## Instructions for the task:
Quote the line containing "Enumerate this screenshot's" and all lines that follow it in the listing below, exactly as written.

## Data listing:
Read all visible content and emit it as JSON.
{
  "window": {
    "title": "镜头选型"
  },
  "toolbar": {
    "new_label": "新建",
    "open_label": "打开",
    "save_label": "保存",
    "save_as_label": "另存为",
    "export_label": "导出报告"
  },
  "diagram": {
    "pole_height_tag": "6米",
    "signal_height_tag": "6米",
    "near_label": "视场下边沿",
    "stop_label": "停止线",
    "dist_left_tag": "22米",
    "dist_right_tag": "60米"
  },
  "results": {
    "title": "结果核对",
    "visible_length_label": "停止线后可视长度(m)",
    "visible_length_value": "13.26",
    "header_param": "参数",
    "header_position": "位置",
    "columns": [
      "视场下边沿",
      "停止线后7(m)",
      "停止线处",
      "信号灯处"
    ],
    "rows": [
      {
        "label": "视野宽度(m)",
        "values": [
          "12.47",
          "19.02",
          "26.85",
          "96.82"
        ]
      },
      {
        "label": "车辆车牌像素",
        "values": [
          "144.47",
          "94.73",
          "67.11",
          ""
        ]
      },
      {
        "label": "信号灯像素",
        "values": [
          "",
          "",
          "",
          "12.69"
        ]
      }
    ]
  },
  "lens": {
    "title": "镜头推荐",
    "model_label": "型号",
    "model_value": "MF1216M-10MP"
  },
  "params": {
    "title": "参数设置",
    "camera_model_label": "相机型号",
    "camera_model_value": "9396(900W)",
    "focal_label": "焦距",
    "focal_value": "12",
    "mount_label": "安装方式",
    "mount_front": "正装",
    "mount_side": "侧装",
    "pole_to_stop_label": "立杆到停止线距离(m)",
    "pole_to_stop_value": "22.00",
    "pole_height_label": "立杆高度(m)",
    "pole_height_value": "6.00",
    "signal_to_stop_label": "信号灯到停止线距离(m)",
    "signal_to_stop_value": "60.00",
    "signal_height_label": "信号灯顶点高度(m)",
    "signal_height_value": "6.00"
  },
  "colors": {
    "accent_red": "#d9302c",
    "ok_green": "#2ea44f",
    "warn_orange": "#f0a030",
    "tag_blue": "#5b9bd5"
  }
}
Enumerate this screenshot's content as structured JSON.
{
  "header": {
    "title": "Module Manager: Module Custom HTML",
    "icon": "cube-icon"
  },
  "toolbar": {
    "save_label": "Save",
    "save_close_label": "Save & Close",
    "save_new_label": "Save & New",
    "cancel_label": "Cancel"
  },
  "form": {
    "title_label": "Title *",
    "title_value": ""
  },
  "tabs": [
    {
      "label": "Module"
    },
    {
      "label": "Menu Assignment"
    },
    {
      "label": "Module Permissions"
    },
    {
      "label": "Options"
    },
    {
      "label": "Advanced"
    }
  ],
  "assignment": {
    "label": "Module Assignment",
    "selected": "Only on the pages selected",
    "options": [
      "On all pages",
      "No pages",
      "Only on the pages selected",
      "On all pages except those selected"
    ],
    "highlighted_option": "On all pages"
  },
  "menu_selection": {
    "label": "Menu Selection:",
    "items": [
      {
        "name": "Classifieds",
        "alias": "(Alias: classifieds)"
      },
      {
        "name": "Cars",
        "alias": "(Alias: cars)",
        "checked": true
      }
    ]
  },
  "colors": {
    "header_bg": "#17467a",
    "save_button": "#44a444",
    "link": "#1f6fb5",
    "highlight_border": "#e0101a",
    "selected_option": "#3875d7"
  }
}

## Task result:
Enumerate this screenshot's content as structured JSON.
{
  "header": {
    "title": "Module Manager: Module Custom HTML",
    "icon": "cube-icon"
  },
  "toolbar": {
    "save_label": "Save",
    "save_close_label": "Save & Close",
    "save_new_label": "Save & New",
    "cancel_label": "Cancel"
  },
  "form": {
    "title_label": "Title *",
    "title_value": ""
  },
  "tabs": [
    {
      "label": "Module"
    },
    {
      "label": "Menu Assignment"
    },
    {
      "label": "Module Permissions"
    },
    {
      "label": "Options"
    },
    {
      "label": "Advanced"
    }
  ],
  "assignment": {
    "label": "Module Assignment",
    "selected": "Only on the pages selected",
    "options": [
      "On all pages",
      "No pages",
      "Only on the pages selected",
      "On all pages except those selected"
    ],
    "highlighted_option": "On all pages"
  },
  "menu_selection": {
    "label": "Menu Selection:",
    "items": [
      {
        "name": "Classifieds",
        "alias": "(Alias: classifieds)"
      },
      {
        "name": "Cars",
        "alias": "(Alias: cars)",
        "checked": true
      }
    ]
  },
  "colors": {
    "header_bg": "#17467a",
    "save_button": "#44a444",
    "link": "#1f6fb5",
    "highlight_border": "#e0101a",
    "selected_option": "#3875d7"
  }
}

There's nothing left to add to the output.